Media Announcements

Catalyst Report Outlines Unique Challenges Faced by African-American Women in Business

?Concrete Ceiling? Difficult to Shatter; Diversity Programs Need Strengthening

Catalyst, the leading research and advisory organization working to advance women in business, today released a report focused exclusively on the unique challenges faced by African-American women in business. Advancing African-American Women in the Workplace: What Managers Need to Know reveals that many African-American women in corporate America continue to face a “concrete ceiling” as they work toward career advancement.

African-American women represent an important and growing source of talent, yet they currently represent only 1.1 percent of corporate officers in Fortune 500 companies, a mere 106 African-American women out of a group of 10,092 corporate officers.

Catalyst Senior Director of Research Katherine Giscombe remarked on the study’s genesis, “Over the past several years, Catalyst has worked to raise corporate awareness of the issues facing women-of-color managers. As the level of awareness increased, so did the requests for information about women in specific racial and ethnic groups.”

Catalyst President Ilene H. Lang commented on the release, “This report, like our reports on Asian-American and Latina women issued in 2003, provides the sobering facts right alongside specific tools and tips.” She underscored, “Smart companies will use this information to improve their diversity programs and tap the talent of this important segment of the workforce.” 

“CONCRETE CEILING” DIFFICULT TO SHATTER
Barriers facing African-American women in business include negative, race-based stereotypes; more frequent questioning of their credibility and authority; and a lack of institutional support. Experiencing a “double outsider” status—unlike white women or African-American men, who share gender or race in common with most colleagues or managers—African-American women report exclusion from informal networks, and conflicted relationships with white women, among the challenges they face. The historical legacy of slavery, legally enforced racial segregation, and discrimination based on skin color make race a particularly difficult topic for discussion in the workplace. Many women in the study report making discussions of race off-limits.

DIVERSITY PROGRAMS NEED STRENGTHENING
While approximately 75 percent of Fortune 500 companies have formally stated diversity programs, only 33 percent of the African-American women surveyed feel that these programs effectively create supportive environments. Thirty-six percent feel these programs foster respect for their cultural background.

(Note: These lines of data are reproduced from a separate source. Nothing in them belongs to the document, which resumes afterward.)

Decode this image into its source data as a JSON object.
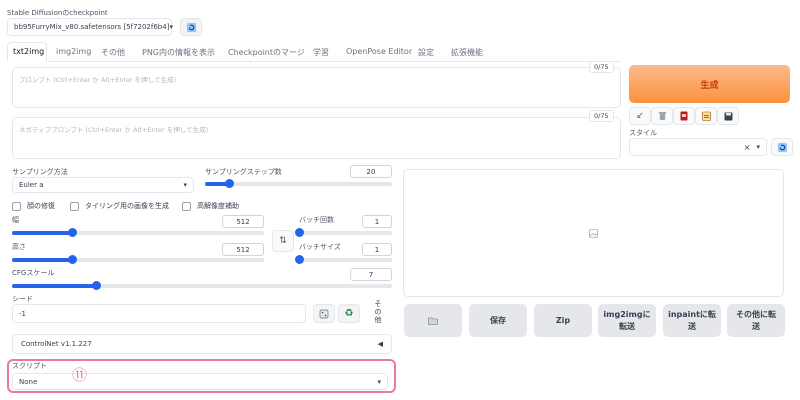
{
  "checkpoint": {
    "label": "Stable Diffusionのcheckpoint",
    "value": "bb95FurryMix_v80.safetensors [5f7202f6b4]",
    "refresh_icon": "refresh-icon"
  },
  "tabs": [
    "txt2img",
    "img2img",
    "その他",
    "PNG内の情報を表示",
    "Checkpointのマージ",
    "学習",
    "OpenPose Editor",
    "設定",
    "拡張機能"
  ],
  "active_tab": 0,
  "prompt": {
    "placeholder": "プロンプト (Ctrl+Enter か Alt+Enter を押して生成)",
    "count": "0/75"
  },
  "neg_prompt": {
    "placeholder": "ネガティブプロンプト (Ctrl+Enter か Alt+Enter を押して生成)",
    "count": "0/75"
  },
  "generate": {
    "label": "生成",
    "color": "#f97316"
  },
  "tool_icons": [
    "arrow-icon",
    "trash-icon",
    "card-icon",
    "clipboard-icon",
    "save-icon"
  ],
  "style": {
    "label": "スタイル",
    "clear": "×",
    "refresh_icon": "refresh-icon"
  },
  "sampler": {
    "label": "サンプリング方法",
    "value": "Euler a"
  },
  "steps": {
    "label": "サンプリングステップ数",
    "value": "20",
    "fraction": 0.13
  },
  "checkboxes": [
    "顔の修復",
    "タイリング用の画像を生成",
    "高解像度補助"
  ],
  "width": {
    "label": "幅",
    "value": "512",
    "fraction": 0.24
  },
  "height": {
    "label": "高さ",
    "value": "512",
    "fraction": 0.24
  },
  "swap_icon": "swap-icon",
  "batch_count": {
    "label": "バッチ回数",
    "value": "1",
    "fraction": 0
  },
  "batch_size": {
    "label": "バッチサイズ",
    "value": "1",
    "fraction": 0
  },
  "cfg": {
    "label": "CFGスケール",
    "value": "7",
    "fraction": 0.22
  },
  "seed": {
    "label": "シード",
    "value": "-1",
    "dice_icon": "dice-icon",
    "recycle_icon": "recycle-icon",
    "extra": "その他"
  },
  "controlnet": {
    "label": "ControlNet v1.1.227",
    "arrow": "◀"
  },
  "script": {
    "label": "スクリプト",
    "value": "None",
    "annotation": "⑪",
    "highlight_color": "#e879a6"
  },
  "gallery": {
    "image_icon": "image-icon"
  },
  "actions": [
    {
      "icon": "folder-icon",
      "label": ""
    },
    {
      "label": "保存"
    },
    {
      "label": "Zip"
    },
    {
      "label": "img2imgに\n転送"
    },
    {
      "label": "inpaintに転\n送"
    },
    {
      "label": "その他に転\n送"
    }
  ]
}
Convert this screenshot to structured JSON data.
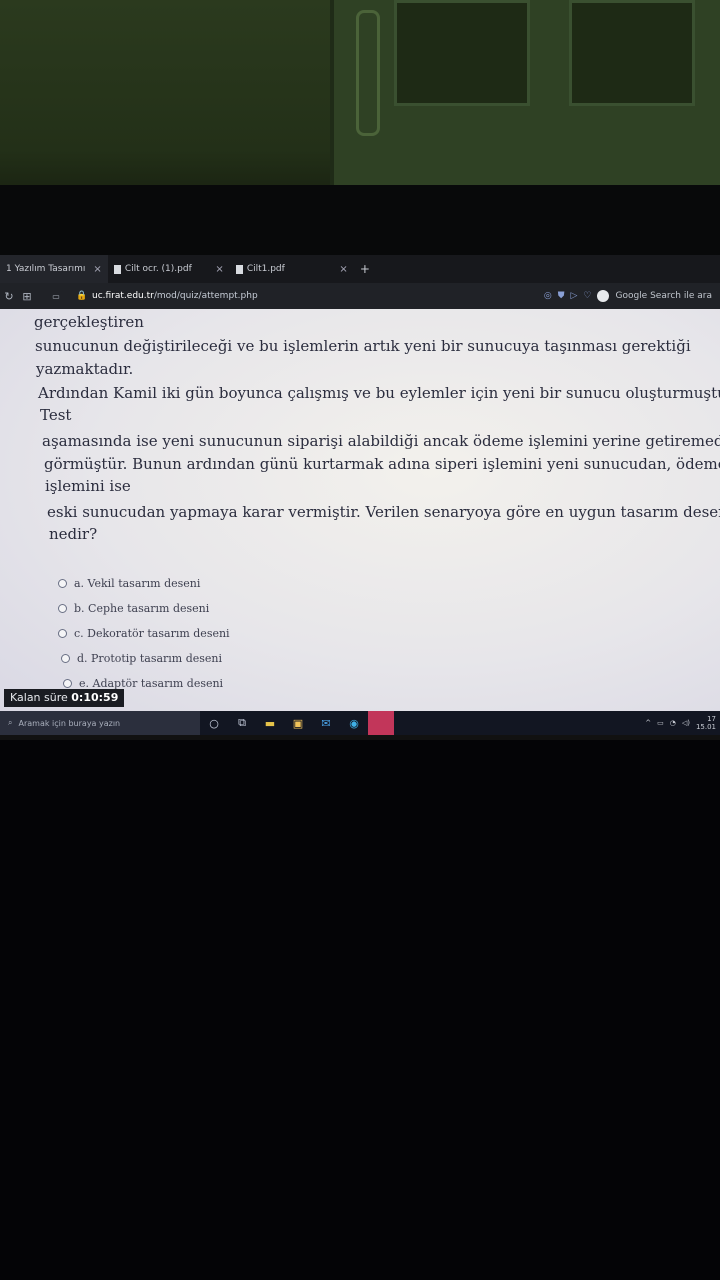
{
  "browser": {
    "tabs": [
      {
        "label": "1 Yazılım Tasarımı",
        "active": true
      },
      {
        "label": "Cilt ocr. (1).pdf",
        "active": false
      },
      {
        "label": "Cilt1.pdf",
        "active": false
      }
    ],
    "new_tab": "+",
    "close_glyph": "×",
    "url_host": "uc.firat.edu.tr",
    "url_path": "/mod/quiz/attempt.php",
    "search_hint": "Google Search ile ara"
  },
  "question": {
    "lines": [
      "gerçekleştiren",
      "sunucunun değiştirileceği ve bu işlemlerin artık yeni bir sunucuya taşınması gerektiği",
      "yazmaktadır.",
      "Ardından Kamil iki gün boyunca çalışmış ve bu eylemler için yeni bir sunucu oluşturmuştur.",
      "Test",
      "aşamasında ise yeni sunucunun siparişi alabildiği ancak ödeme işlemini yerine getiremediğini",
      "görmüştür. Bunun ardından günü kurtarmak adına siperi işlemini yeni sunucudan, ödeme",
      "işlemini ise",
      "eski sunucudan yapmaya karar vermiştir. Verilen senaryoya göre en uygun tasarım deseni",
      "nedir?"
    ]
  },
  "answers": [
    "a. Vekil tasarım deseni",
    "b. Cephe tasarım deseni",
    "c. Dekoratör tasarım deseni",
    "d. Prototip tasarım deseni",
    "e. Adaptör tasarım deseni"
  ],
  "timer": {
    "label": "Kalan süre",
    "value": "0:10:59"
  },
  "taskbar": {
    "search_placeholder": "Aramak için buraya yazın",
    "clock_time": "17",
    "clock_date": "15.01"
  },
  "colors": {
    "page_text": "#2b2d3e",
    "taskbar": "#121622",
    "accent_app": "#c2365a"
  }
}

Thirty-seven percent of African-American women see their opportunities for advancement to senior management positions in their companies declining over time, in contrast to Latinas and Asian women who are more likely to see opportunities slightly increasing. 

SUCCESS FACTORS TO NOTE
Keys to success cited by African-American women in business include exceeding performance expectations, communicating effectively, connecting with mentors, building positive relationships with managers and colleagues, and using their cultural backgrounds to enhance job performance. John J. Mack, CEO of Credit Suisse First Boston LLC, the sponsor of this study, commented on the report’s significance. "Advancing African-American Women in the Workplace: What Managers Need to Know" is critical to our understanding of the business experiences of African-American women on Wall Street. Catalyst’s contribution to the field of research on these topics since 1997 has been an essential tool for our businesses. Companies and managers seeking to recruit, retain, and advance this important pool of talent—and they all should be—will find this report important for success.”

For this study, Catalyst surveyed 963 African-American women in Fortune 1000 companies and held 23 focus groups with entry- and mid-level African-American women. These respondents participated in Catalyst’s larger 1999 study, Women of Color in Corporate Management: Opportunities and Barriers. Survey data also come from a follow-up study, done in 2001, with 369 African-American women participants from the earlier study. For more information on this and other Catalyst reports, visit www.catalystwomen.org.

ABOUT CATALYST Catalyst is the leading research and advisory organization working to advance women in business, with offices in New York, San Jose, and Toronto. As an independent, nonprofit membership organization, Catalyst uses a solutions-oriented approach that has earned the confidence of business leaders around the world. Catalyst conducts research on all aspects of women’s career advancement and provides strategic and web-based consulting services on a global basis to help companies and firms advance women and build inclusive work environments. In addition, we honor exemplary business initiatives that promote women’s leadership with our annual Catalyst Award. Catalyst is consistently ranked No. 1 among U.S. nonprofits focused on women’s issues by The American Institute of Philanthropy.